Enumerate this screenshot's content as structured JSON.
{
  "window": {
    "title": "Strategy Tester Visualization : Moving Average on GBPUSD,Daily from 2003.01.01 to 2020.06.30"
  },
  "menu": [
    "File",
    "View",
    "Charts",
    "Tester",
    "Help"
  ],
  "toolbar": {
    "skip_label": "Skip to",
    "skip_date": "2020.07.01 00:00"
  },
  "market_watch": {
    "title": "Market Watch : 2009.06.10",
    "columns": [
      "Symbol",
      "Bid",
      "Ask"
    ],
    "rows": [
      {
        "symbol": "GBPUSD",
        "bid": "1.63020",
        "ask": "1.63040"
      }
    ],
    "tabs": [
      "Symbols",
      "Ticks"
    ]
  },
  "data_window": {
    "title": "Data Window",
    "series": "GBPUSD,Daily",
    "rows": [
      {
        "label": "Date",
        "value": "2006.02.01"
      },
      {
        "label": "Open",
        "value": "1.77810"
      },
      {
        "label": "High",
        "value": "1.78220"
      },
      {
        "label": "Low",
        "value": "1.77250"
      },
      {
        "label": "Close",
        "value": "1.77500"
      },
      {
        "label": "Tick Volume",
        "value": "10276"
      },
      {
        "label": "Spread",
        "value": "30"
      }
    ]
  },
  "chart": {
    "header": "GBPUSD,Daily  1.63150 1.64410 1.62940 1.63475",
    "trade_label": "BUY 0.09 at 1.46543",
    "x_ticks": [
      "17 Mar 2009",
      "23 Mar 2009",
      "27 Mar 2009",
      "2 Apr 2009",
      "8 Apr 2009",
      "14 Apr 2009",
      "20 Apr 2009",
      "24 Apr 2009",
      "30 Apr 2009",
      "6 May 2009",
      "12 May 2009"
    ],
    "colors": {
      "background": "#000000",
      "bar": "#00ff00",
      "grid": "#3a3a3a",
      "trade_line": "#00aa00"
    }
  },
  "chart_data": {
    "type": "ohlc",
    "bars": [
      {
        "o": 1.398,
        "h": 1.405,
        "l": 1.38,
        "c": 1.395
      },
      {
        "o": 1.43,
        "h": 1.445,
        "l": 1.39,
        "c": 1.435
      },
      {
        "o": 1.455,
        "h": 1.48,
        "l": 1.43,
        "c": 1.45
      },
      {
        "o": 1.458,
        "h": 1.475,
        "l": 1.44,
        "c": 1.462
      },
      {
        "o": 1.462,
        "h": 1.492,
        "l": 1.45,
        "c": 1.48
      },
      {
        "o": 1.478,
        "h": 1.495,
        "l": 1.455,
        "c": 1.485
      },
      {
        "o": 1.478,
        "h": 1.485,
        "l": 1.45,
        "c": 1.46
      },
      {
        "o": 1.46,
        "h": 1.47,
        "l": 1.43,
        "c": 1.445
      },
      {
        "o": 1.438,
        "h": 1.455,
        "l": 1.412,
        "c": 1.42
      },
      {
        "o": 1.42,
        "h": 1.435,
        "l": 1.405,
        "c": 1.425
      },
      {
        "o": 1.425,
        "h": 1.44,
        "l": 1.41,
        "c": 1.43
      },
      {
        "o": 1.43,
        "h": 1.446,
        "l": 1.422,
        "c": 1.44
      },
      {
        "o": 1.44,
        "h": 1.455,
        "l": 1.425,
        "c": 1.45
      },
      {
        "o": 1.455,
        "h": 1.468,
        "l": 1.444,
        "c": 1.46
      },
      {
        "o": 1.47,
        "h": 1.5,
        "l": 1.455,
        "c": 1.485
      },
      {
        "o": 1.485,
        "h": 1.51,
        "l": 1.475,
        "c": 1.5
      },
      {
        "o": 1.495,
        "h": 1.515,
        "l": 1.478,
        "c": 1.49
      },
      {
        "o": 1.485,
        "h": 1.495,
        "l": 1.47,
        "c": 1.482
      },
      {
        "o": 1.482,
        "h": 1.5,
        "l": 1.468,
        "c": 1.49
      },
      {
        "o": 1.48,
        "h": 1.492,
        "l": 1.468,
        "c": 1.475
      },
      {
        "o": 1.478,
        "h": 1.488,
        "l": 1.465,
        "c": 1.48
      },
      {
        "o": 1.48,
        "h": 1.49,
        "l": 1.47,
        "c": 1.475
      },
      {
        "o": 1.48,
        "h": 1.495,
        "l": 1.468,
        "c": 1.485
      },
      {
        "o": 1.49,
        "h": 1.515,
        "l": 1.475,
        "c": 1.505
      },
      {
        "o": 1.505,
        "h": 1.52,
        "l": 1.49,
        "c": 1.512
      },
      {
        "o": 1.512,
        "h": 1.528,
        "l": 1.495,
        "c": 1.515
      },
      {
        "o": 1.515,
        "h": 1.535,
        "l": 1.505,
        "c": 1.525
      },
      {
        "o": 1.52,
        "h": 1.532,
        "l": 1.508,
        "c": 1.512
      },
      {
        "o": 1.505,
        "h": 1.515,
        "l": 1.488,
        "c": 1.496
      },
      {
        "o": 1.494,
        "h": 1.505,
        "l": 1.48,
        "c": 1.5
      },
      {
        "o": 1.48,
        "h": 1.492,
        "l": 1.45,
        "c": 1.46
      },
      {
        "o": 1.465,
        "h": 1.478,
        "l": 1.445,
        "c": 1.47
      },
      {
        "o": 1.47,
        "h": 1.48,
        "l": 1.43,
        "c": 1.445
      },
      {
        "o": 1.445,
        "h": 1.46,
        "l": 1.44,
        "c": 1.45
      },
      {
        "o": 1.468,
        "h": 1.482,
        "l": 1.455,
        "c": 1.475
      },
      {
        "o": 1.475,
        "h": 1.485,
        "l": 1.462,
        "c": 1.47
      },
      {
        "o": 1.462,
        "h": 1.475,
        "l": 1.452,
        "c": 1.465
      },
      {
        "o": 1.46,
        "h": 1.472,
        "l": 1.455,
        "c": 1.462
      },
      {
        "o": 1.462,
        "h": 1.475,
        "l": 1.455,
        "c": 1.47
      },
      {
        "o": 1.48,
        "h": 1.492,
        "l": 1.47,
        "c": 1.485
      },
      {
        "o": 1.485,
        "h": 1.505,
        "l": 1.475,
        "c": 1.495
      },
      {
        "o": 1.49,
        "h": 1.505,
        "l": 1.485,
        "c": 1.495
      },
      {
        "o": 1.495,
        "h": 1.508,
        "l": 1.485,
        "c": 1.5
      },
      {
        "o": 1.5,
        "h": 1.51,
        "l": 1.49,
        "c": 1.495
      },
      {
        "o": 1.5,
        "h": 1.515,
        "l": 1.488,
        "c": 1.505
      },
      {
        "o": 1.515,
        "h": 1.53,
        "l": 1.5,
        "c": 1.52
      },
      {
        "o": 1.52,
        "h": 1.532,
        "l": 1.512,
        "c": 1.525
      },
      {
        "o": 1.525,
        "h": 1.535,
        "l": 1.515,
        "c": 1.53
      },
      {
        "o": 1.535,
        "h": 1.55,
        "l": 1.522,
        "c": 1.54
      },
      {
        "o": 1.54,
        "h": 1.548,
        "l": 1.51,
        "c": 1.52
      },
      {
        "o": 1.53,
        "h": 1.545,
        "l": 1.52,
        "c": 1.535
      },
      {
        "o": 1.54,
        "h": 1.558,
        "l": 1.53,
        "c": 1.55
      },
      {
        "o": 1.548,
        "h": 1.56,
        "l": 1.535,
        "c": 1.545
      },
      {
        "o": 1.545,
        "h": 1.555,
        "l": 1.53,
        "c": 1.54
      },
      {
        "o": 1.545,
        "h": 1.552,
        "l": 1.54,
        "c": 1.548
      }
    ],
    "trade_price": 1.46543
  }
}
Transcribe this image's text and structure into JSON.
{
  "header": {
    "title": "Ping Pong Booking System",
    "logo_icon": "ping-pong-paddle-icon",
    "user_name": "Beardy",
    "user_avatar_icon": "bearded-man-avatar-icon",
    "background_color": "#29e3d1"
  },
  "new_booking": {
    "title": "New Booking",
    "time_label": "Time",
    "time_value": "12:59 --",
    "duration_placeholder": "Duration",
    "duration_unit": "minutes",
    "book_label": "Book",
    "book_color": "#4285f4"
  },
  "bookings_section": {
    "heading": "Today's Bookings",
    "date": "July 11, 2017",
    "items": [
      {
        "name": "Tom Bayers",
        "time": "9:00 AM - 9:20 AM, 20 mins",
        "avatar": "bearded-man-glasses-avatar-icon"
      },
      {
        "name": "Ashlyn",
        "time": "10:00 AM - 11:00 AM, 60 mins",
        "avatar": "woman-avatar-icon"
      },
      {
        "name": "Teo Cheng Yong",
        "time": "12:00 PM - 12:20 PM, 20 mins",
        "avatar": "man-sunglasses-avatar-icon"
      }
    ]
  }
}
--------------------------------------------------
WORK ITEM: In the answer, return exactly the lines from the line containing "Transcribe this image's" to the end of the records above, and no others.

ANSWER SECTION:
Transcribe this image's text and structure into JSON.
{
  "header": {
    "title": "Ping Pong Booking System",
    "logo_icon": "ping-pong-paddle-icon",
    "user_name": "Beardy",
    "user_avatar_icon": "bearded-man-avatar-icon",
    "background_color": "#29e3d1"
  },
  "new_booking": {
    "title": "New Booking",
    "time_label": "Time",
    "time_value": "12:59 --",
    "duration_placeholder": "Duration",
    "duration_unit": "minutes",
    "book_label": "Book",
    "book_color": "#4285f4"
  },
  "bookings_section": {
    "heading": "Today's Bookings",
    "date": "July 11, 2017",
    "items": [
      {
        "name": "Tom Bayers",
        "time": "9:00 AM - 9:20 AM, 20 mins",
        "avatar": "bearded-man-glasses-avatar-icon"
      },
      {
        "name": "Ashlyn",
        "time": "10:00 AM - 11:00 AM, 60 mins",
        "avatar": "woman-avatar-icon"
      },
      {
        "name": "Teo Cheng Yong",
        "time": "12:00 PM - 12:20 PM, 20 mins",
        "avatar": "man-sunglasses-avatar-icon"
      }
    ]
  }
}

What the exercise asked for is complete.